■ TASK INSTRUCTIONS
Your task is to print every entry below exactly as given.
===== EXCERPTED RECORDS =====
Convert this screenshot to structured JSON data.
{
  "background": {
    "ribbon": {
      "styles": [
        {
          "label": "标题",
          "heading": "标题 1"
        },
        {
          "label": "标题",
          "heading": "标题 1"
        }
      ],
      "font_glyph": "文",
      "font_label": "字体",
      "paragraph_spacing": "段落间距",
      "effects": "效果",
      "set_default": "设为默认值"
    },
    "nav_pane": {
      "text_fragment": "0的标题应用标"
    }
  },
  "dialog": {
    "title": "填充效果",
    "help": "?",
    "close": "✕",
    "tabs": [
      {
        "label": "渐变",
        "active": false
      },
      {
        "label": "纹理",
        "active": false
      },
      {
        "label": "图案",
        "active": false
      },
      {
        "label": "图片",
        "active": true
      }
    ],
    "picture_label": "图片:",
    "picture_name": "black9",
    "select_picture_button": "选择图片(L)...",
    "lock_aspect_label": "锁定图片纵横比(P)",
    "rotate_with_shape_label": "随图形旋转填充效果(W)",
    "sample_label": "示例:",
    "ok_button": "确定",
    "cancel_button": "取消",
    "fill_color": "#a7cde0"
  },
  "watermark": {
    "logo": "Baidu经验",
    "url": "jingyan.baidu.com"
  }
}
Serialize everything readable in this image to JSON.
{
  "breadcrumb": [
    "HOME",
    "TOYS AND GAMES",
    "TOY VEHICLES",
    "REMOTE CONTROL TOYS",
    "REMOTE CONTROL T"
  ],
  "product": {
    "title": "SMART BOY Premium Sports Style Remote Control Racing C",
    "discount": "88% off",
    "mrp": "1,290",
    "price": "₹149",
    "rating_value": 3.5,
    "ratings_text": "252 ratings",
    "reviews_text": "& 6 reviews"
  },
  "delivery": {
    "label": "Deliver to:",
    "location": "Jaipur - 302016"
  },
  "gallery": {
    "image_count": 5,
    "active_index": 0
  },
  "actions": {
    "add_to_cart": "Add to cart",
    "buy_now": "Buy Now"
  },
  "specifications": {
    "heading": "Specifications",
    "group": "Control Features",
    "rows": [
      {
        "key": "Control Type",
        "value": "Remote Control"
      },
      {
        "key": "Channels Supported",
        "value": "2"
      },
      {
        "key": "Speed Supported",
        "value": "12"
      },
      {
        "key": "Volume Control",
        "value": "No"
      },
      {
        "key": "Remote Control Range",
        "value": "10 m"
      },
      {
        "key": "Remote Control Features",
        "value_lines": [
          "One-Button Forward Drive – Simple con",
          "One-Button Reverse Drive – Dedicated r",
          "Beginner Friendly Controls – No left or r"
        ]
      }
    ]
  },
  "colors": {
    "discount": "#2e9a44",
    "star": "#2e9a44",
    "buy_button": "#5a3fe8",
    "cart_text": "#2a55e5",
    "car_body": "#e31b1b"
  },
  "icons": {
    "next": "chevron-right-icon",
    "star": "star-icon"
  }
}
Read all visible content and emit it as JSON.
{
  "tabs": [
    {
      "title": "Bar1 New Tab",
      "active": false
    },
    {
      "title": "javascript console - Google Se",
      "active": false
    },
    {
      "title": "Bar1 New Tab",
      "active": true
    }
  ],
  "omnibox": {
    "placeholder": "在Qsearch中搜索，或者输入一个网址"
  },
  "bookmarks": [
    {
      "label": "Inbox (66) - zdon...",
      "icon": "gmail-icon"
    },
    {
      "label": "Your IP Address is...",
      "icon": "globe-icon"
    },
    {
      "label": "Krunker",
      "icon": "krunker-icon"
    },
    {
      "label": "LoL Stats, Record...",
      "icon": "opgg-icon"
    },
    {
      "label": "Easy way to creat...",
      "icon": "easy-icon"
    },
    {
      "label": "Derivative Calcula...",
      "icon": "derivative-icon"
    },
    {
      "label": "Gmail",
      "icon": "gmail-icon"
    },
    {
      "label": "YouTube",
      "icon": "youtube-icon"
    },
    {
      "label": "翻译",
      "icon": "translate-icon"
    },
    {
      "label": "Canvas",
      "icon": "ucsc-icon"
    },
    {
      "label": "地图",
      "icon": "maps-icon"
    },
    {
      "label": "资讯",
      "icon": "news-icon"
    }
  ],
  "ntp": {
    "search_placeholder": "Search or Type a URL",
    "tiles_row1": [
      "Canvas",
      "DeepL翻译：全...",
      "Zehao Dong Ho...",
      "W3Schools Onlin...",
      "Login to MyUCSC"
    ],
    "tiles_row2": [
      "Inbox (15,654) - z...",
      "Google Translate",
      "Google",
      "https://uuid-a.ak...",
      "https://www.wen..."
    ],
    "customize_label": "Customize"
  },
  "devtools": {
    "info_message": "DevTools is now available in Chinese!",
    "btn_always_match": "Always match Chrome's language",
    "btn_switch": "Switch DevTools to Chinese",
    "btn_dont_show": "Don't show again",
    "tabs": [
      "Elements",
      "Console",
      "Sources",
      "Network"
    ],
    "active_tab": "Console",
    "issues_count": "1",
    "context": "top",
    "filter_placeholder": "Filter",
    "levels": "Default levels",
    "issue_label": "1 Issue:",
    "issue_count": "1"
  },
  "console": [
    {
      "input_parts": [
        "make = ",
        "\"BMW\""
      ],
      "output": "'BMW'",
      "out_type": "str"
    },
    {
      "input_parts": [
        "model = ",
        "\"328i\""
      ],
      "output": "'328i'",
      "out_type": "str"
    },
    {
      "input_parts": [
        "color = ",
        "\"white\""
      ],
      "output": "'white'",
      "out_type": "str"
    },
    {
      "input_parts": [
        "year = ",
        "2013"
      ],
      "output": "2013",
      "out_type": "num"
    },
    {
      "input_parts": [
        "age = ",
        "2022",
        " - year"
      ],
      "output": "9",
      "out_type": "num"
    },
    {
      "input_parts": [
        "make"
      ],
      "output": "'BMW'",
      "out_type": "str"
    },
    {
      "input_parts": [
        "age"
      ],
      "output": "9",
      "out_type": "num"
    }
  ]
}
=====
■ RESULT OF THE TASK
Convert this screenshot to structured JSON data.
{
  "background": {
    "ribbon": {
      "styles": [
        {
          "label": "标题",
          "heading": "标题 1"
        },
        {
          "label": "标题",
          "heading": "标题 1"
        }
      ],
      "font_glyph": "文",
      "font_label": "字体",
      "paragraph_spacing": "段落间距",
      "effects": "效果",
      "set_default": "设为默认值"
    },
    "nav_pane": {
      "text_fragment": "0的标题应用标"
    }
  },
  "dialog": {
    "title": "填充效果",
    "help": "?",
    "close": "✕",
    "tabs": [
      {
        "label": "渐变",
        "active": false
      },
      {
        "label": "纹理",
        "active": false
      },
      {
        "label": "图案",
        "active": false
      },
      {
        "label": "图片",
        "active": true
      }
    ],
    "picture_label": "图片:",
    "picture_name": "black9",
    "select_picture_button": "选择图片(L)...",
    "lock_aspect_label": "锁定图片纵横比(P)",
    "rotate_with_shape_label": "随图形旋转填充效果(W)",
    "sample_label": "示例:",
    "ok_button": "确定",
    "cancel_button": "取消",
    "fill_color": "#a7cde0"
  },
  "watermark": {
    "logo": "Baidu经验",
    "url": "jingyan.baidu.com"
  }
}
Serialize everything readable in this image to JSON.
{
  "breadcrumb": [
    "HOME",
    "TOYS AND GAMES",
    "TOY VEHICLES",
    "REMOTE CONTROL TOYS",
    "REMOTE CONTROL T"
  ],
  "product": {
    "title": "SMART BOY Premium Sports Style Remote Control Racing C",
    "discount": "88% off",
    "mrp": "1,290",
    "price": "₹149",
    "rating_value": 3.5,
    "ratings_text": "252 ratings",
    "reviews_text": "& 6 reviews"
  },
  "delivery": {
    "label": "Deliver to:",
    "location": "Jaipur - 302016"
  },
  "gallery": {
    "image_count": 5,
    "active_index": 0
  },
  "actions": {
    "add_to_cart": "Add to cart",
    "buy_now": "Buy Now"
  },
  "specifications": {
    "heading": "Specifications",
    "group": "Control Features",
    "rows": [
      {
        "key": "Control Type",
        "value": "Remote Control"
      },
      {
        "key": "Channels Supported",
        "value": "2"
      },
      {
        "key": "Speed Supported",
        "value": "12"
      },
      {
        "key": "Volume Control",
        "value": "No"
      },
      {
        "key": "Remote Control Range",
        "value": "10 m"
      },
      {
        "key": "Remote Control Features",
        "value_lines": [
          "One-Button Forward Drive – Simple con",
          "One-Button Reverse Drive – Dedicated r",
          "Beginner Friendly Controls – No left or r"
        ]
      }
    ]
  },
  "colors": {
    "discount": "#2e9a44",
    "star": "#2e9a44",
    "buy_button": "#5a3fe8",
    "cart_text": "#2a55e5",
    "car_body": "#e31b1b"
  },
  "icons": {
    "next": "chevron-right-icon",
    "star": "star-icon"
  }
}
Read all visible content and emit it as JSON.
{
  "tabs": [
    {
      "title": "Bar1 New Tab",
      "active": false
    },
    {
      "title": "javascript console - Google Se",
      "active": false
    },
    {
      "title": "Bar1 New Tab",
      "active": true
    }
  ],
  "omnibox": {
    "placeholder": "在Qsearch中搜索，或者输入一个网址"
  },
  "bookmarks": [
    {
      "label": "Inbox (66) - zdon...",
      "icon": "gmail-icon"
    },
    {
      "label": "Your IP Address is...",
      "icon": "globe-icon"
    },
    {
      "label": "Krunker",
      "icon": "krunker-icon"
    },
    {
      "label": "LoL Stats, Record...",
      "icon": "opgg-icon"
    },
    {
      "label": "Easy way to creat...",
      "icon": "easy-icon"
    },
    {
      "label": "Derivative Calcula...",
      "icon": "derivative-icon"
    },
    {
      "label": "Gmail",
      "icon": "gmail-icon"
    },
    {
      "label": "YouTube",
      "icon": "youtube-icon"
    },
    {
      "label": "翻译",
      "icon": "translate-icon"
    },
    {
      "label": "Canvas",
      "icon": "ucsc-icon"
    },
    {
      "label": "地图",
      "icon": "maps-icon"
    },
    {
      "label": "资讯",
      "icon": "news-icon"
    }
  ],
  "ntp": {
    "search_placeholder": "Search or Type a URL",
    "tiles_row1": [
      "Canvas",
      "DeepL翻译：全...",
      "Zehao Dong Ho...",
      "W3Schools Onlin...",
      "Login to MyUCSC"
    ],
    "tiles_row2": [
      "Inbox (15,654) - z...",
      "Google Translate",
      "Google",
      "https://uuid-a.ak...",
      "https://www.wen..."
    ],
    "customize_label": "Customize"
  },
  "devtools": {
    "info_message": "DevTools is now available in Chinese!",
    "btn_always_match": "Always match Chrome's language",
    "btn_switch": "Switch DevTools to Chinese",
    "btn_dont_show": "Don't show again",
    "tabs": [
      "Elements",
      "Console",
      "Sources",
      "Network"
    ],
    "active_tab": "Console",
    "issues_count": "1",
    "context": "top",
    "filter_placeholder": "Filter",
    "levels": "Default levels",
    "issue_label": "1 Issue:",
    "issue_count": "1"
  },
  "console": [
    {
      "input_parts": [
        "make = ",
        "\"BMW\""
      ],
      "output": "'BMW'",
      "out_type": "str"
    },
    {
      "input_parts": [
        "model = ",
        "\"328i\""
      ],
      "output": "'328i'",
      "out_type": "str"
    },
    {
      "input_parts": [
        "color = ",
        "\"white\""
      ],
      "output": "'white'",
      "out_type": "str"
    },
    {
      "input_parts": [
        "year = ",
        "2013"
      ],
      "output": "2013",
      "out_type": "num"
    },
    {
      "input_parts": [
        "age = ",
        "2022",
        " - year"
      ],
      "output": "9",
      "out_type": "num"
    },
    {
      "input_parts": [
        "make"
      ],
      "output": "'BMW'",
      "out_type": "str"
    },
    {
      "input_parts": [
        "age"
      ],
      "output": "9",
      "out_type": "num"
    }
  ]
}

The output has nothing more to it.